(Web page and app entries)
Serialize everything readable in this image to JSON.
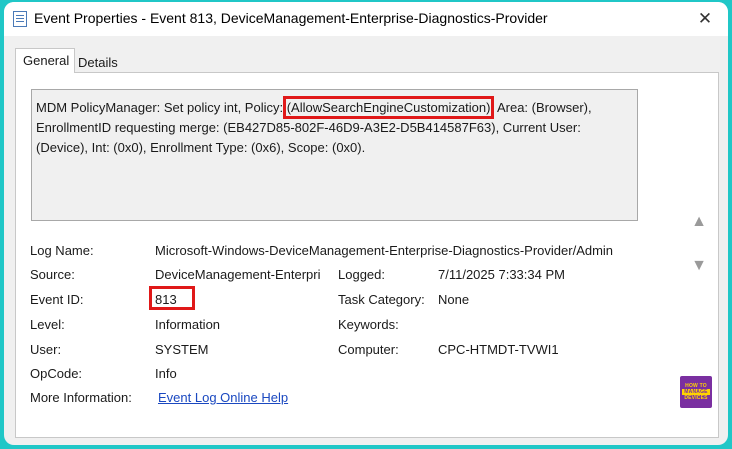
{
  "window": {
    "title": "Event Properties - Event 813, DeviceManagement-Enterprise-Diagnostics-Provider",
    "close_label": "✕"
  },
  "tabs": [
    {
      "label": "General",
      "selected": true
    },
    {
      "label": "Details",
      "selected": false
    }
  ],
  "message": {
    "before": "MDM PolicyManager: Set policy int, Policy: ",
    "highlighted": "(AllowSearchEngineCustomization)",
    "after": ", Area: (Browser), EnrollmentID requesting merge: (EB427D85-802F-46D9-A3E2-D5B414587F63), Current User: (Device), Int: (0x0), Enrollment Type: (0x6), Scope: (0x0)."
  },
  "fields": {
    "log_name": {
      "label": "Log Name:",
      "value": "Microsoft-Windows-DeviceManagement-Enterprise-Diagnostics-Provider/Admin"
    },
    "source": {
      "label": "Source:",
      "value": "DeviceManagement-Enterpri"
    },
    "logged": {
      "label": "Logged:",
      "value": "7/11/2025 7:33:34 PM"
    },
    "event_id": {
      "label": "Event ID:",
      "value": "813"
    },
    "task_category": {
      "label": "Task Category:",
      "value": "None"
    },
    "level": {
      "label": "Level:",
      "value": "Information"
    },
    "keywords": {
      "label": "Keywords:",
      "value": ""
    },
    "user": {
      "label": "User:",
      "value": "SYSTEM"
    },
    "computer": {
      "label": "Computer:",
      "value": "CPC-HTMDT-TVWI1"
    },
    "opcode": {
      "label": "OpCode:",
      "value": "Info"
    },
    "more_info": {
      "label": "More Information:",
      "link": "Event Log Online Help"
    }
  },
  "logo": {
    "line1": "HOW TO",
    "line2": "MANAGE",
    "line3": "DEVICES"
  },
  "colors": {
    "highlight": "#e01818",
    "link": "#1a48c0",
    "background": "#20c7c7"
  }
}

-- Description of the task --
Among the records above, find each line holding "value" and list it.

-- Written response --
      "value": "Microsoft-Windows-DeviceManagement-Enterprise-Diagnostics-Provider/Admin"
      "value": "DeviceManagement-Enterpri"
      "value": "7/11/2025 7:33:34 PM"
      "value": "813"
      "value": "None"
      "value": "Information"
      "value": ""
      "value": "SYSTEM"
      "value": "CPC-HTMDT-TVWI1"
      "value": "Info"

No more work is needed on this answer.